A new job, while exciting, is not always a clear yes/no decision. For many jobs, there are hidden costs that lurk below, waiting to strike when you are at your most vulnerable. These costs can easily make a new position go from Perfect to Pass. Here are 5 Hidden Job Costs that you need to know before you apply to another job.
Your driving commute, for most people, is an easy thing to calculate, right? Wrong! While it’s pretty easy to figure out how many gallons of gas it will cost you per week, there are hidden costs that you may not know. One of these is the wear and tear on your car. The more you drive the more likely a piece of your car is going to start sputtering, needing immediate repair. And, sooner or later, you will need a new car. The longer the commute, the quicker this will happen.
Another hidden cost of your commute is time. Sure, you probably know what a 30 minute commute means on surface, but do you know what that looks like at the end of the year. The average commute in America is about 25 minutes. At the end of the year, that is 186 hours. For reference, a week is only 168 hours. Which means this new position can steal a week of your life away at the end of year. A costly theft for sure.
Benefits are usually pretty visible so you can easily calculate the pros and cons and figure out what your want. But you might want to check your math again. These benefits may not be as truthful as you want. Many benefits take time to kick in, which means transferring jobs may leave you and your family without things like health insurance. Get sick or hurt in this moment and it could get expensive.

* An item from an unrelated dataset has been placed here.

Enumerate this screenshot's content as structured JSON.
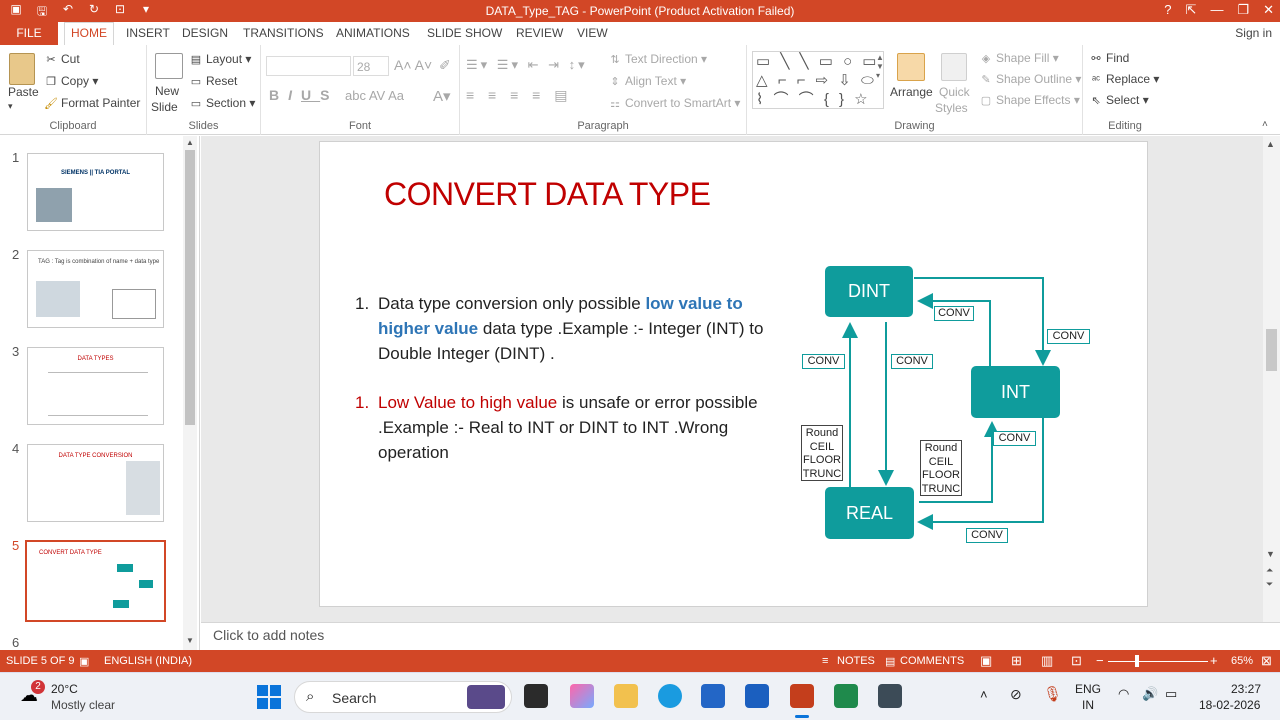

Other benefits require an upfront cost. Some companies might be willing to pay you back for that, but not all. And if you can expect a return on the cost, how long will that take? If you add in the cost of moving and travel, this upfront hit could knock your socks off.
Some jobs have a very clear cut schedule for the position; 9 to 5, five days a week. It’s never more, it’s never less. But most positions you find will be more ambiguous. You should expect your dream job might, at some point, require extra time by working late, working weekends, working holidays, working with little notice, or even doing some work from home.
A very popular Search Engine has this as a part of their culture. Working an absurd amount of hours is simply what they do. If you want to work there, the expectation is you’ll work a lot of hours. Most jobs will offer compensation for this, beyond pay, but that might not be worth it.
For some, working a ton might just be fine. For others, like those of you with committed hobbies or families, this may not be possible. I, personally, rejected an otherwise great offer from this Search Engine so I could maintain a healthy family balance, because that is paramount to me. And I knew, with time, I could find the same income for a similar role at a company that supports a better work/life balance.
Maybe soul is the wrong word here, but I think it fits. A new position that comes with better pay, less hours, and more benefits can be a dream come true. But what if the position takes more than just your time, what if it takes your soul?
We live in a world where we can see the interest of the people we work with and the companies themselves. Maybe this position is a clear upgrade, but what if your company represents people or ideologies that you are strictly against? Every single day you will know that you are, in part, fueling something you do not believe in. How much of this can you handle? How will you feel at the end of the year? Maybe a position at a company you truly believe in is worth more than a few thousand dollars at the end of the year. Only you can know for sure.
This is one of the biggest hidden costs for any position. Your sanity is not replaceable. Your sanity, your happiness, your enjoyment of life does not have a price tag attached. Being happy at work is being happy at life, it does not matter the job or career. While money is important, it is nothing compared to happiness.
Before you apply to a position, really delve deep into the job. Does it require you to perform duties that you’re not comfortable with? Will it slowly drive you mad? Sometimes you won’t know right away. Maybe it’s co-workers or maybe you thought you could handle something that is just too much for you. But sometimes you’ll see the sanity cost right next to the salary. And sometimes one will be too high to warrant the other.
These 5 Hidden Job costs must be carefully considered before you apply to any position. Each alone can turn a great opportunity into something you should pass on. All of them together can turn a dream job into a nightmare.